People paid their respects at the mural of George Floyd at the intersection of 38th Street and Chicago Avenue following the verdict in the Derek Chauvin trial on Tuesday in Minneapolis.Brandon Bell/Getty

The officer who shared a Facebook post critical of George Floyd on the Fall River Police Department’s Facebook page has been transferred to a job with no public contact amid an outside investigation of the incident.

Police Chief Jeffrey Cardoza said the officer, who was not named, will have “in-house duties where he has no access to the public.”

The department was facing an uproar after the post appeared on its Facebook page following the guilty verdict against former Minneapolis police officer Derek Chauvin, who was led away in handcuffs, his bail revoked, on Tuesday. The post, a screenshot of a tweet, said “Chauvin immediately stood and calmly placed his hands behind his back.
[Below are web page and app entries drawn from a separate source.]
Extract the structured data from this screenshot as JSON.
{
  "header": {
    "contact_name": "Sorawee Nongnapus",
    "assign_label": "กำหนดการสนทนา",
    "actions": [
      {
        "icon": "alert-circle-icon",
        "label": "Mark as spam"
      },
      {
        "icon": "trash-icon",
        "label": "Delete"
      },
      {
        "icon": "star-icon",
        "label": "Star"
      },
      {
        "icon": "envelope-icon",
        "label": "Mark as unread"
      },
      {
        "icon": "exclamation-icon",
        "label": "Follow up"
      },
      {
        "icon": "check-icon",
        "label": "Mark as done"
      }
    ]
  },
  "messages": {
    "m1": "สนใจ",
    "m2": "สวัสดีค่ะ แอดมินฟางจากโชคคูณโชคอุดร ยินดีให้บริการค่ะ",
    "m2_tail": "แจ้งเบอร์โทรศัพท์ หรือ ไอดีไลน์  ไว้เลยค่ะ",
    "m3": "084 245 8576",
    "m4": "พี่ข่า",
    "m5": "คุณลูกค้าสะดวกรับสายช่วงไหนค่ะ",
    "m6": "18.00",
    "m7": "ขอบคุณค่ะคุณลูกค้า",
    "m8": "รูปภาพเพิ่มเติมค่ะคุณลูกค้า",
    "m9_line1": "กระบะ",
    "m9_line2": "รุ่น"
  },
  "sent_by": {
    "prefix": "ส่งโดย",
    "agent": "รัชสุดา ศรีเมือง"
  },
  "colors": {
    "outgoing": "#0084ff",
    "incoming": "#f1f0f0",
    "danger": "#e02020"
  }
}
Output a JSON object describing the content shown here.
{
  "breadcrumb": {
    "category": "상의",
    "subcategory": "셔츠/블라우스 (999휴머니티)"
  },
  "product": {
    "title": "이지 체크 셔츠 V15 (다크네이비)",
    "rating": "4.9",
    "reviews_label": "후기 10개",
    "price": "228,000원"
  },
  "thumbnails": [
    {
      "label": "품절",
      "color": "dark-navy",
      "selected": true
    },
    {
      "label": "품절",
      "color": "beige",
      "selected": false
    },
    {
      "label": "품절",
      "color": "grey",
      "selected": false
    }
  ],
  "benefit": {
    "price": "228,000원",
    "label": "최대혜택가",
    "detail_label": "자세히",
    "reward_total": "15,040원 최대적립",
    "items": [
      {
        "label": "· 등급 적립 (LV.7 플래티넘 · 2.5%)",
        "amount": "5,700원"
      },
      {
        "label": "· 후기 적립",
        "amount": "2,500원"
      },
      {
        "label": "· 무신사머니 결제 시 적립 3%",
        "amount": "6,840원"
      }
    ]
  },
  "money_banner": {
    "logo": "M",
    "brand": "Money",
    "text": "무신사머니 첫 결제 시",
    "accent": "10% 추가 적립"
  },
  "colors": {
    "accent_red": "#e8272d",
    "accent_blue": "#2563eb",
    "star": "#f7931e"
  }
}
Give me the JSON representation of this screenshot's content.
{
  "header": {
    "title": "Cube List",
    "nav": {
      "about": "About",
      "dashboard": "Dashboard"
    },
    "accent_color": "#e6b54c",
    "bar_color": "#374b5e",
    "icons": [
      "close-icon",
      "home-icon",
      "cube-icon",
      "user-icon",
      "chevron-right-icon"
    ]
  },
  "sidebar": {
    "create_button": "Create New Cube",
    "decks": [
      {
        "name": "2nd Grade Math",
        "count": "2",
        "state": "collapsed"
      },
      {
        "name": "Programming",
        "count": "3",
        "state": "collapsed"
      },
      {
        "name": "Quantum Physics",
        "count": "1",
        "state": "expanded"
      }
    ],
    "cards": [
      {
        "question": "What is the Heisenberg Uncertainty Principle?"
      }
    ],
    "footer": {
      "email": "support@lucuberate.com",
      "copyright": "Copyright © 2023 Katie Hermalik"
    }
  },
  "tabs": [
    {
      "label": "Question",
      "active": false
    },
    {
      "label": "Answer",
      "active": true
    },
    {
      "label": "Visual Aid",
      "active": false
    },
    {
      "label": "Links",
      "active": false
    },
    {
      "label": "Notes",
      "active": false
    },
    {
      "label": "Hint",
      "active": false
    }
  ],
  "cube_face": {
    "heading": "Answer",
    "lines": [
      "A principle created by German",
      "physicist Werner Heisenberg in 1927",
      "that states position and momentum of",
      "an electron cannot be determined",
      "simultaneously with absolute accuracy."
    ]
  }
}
Imagine where we’d be had George done the same.”


It was quickly deleted, but not before screenshots were shared on local Facebook groups. Cardoza said he had been in touch with the city’s mayor and had asked former Boston police commissioner Ed Davis, who now runs a security consulting firm, to send someone to investigate.

Cardoza reiterated Thursday that he was “extremely disappointed.”

“I think that when you take this position, as a police officer, you have a responsibility to maintain the public trust,” he said. “We as an organization are disappointed, and it’s not right, and we’re going to do everything we can to fix it.”

Cardoza said he also plans to bring in an outside organization to conduct anti-bias training with the department as a whole. “This has sort of opened my eyes” to bias in the department, he said.

The Facebook post came at a time when police departments are the target of reform efforts to address racial disparities in policing and change use-of-force policies after high-profile police killings of Black people. Chauvin was convicted Tuesday on all three counts of murder and manslaughter in the May 2020 killing of Floyd, a case that set off nationwide protests against police brutality.


The Rev. Darryl Malden of Bethel AME Church in Fall River said the Facebook post highlights the need for police reform, calling it “classic ‘blame the victim.’ ”

“It’s shocking and not so shocking, all at the same time, and this accentuates the need for police reform,” he said Thursday. “It shows the insensitivity of the police toward Black and brown communities.”

Malden said there needs to be fundamental changes in policing, from how Black and brown people are treated by law enforcement to how officers are held accountable for wrongdoing.

“Somebody needs to be held accountable for this,” Malden said.

In a statement on Facebook on Wednesday, the Police Department said the post about Floyd was shared in error by “personnel” who meant to post it to his own account and did not reflect the department’s opinion.

The post expressing regret quickly racked up hundreds of comments, many of which expressed anger about the original post and called for the person responsible to face discipline.

“I think it’s fair to say there’s a been a lot of blowback,” Cardoza said Thursday, as he asked for the people of Fall River to have confidence in him to make the right decisions.

In a statement Wednesday, Fall River Mayor Paul Coogan called the comments “unacceptable.”

“While the Fall River Police Department is full of great men and women who care deeply for our community, there is no place in the FRPD for an opinion like that shared today,” Coogan said in the statement. “The post, despite being intended for a personal page, contains beliefs completely incompatible with my hopes for the Fall River Police Department. Chief Jeff Cardoza has been diligently working to change the culture of the Fall River Police Department and I will personally be following up with the Chief to address lingering opinions like those shared today.”


Christina Prignano can be reached at christina.prignano@globe.com. Follow her on Twitter @cprignano.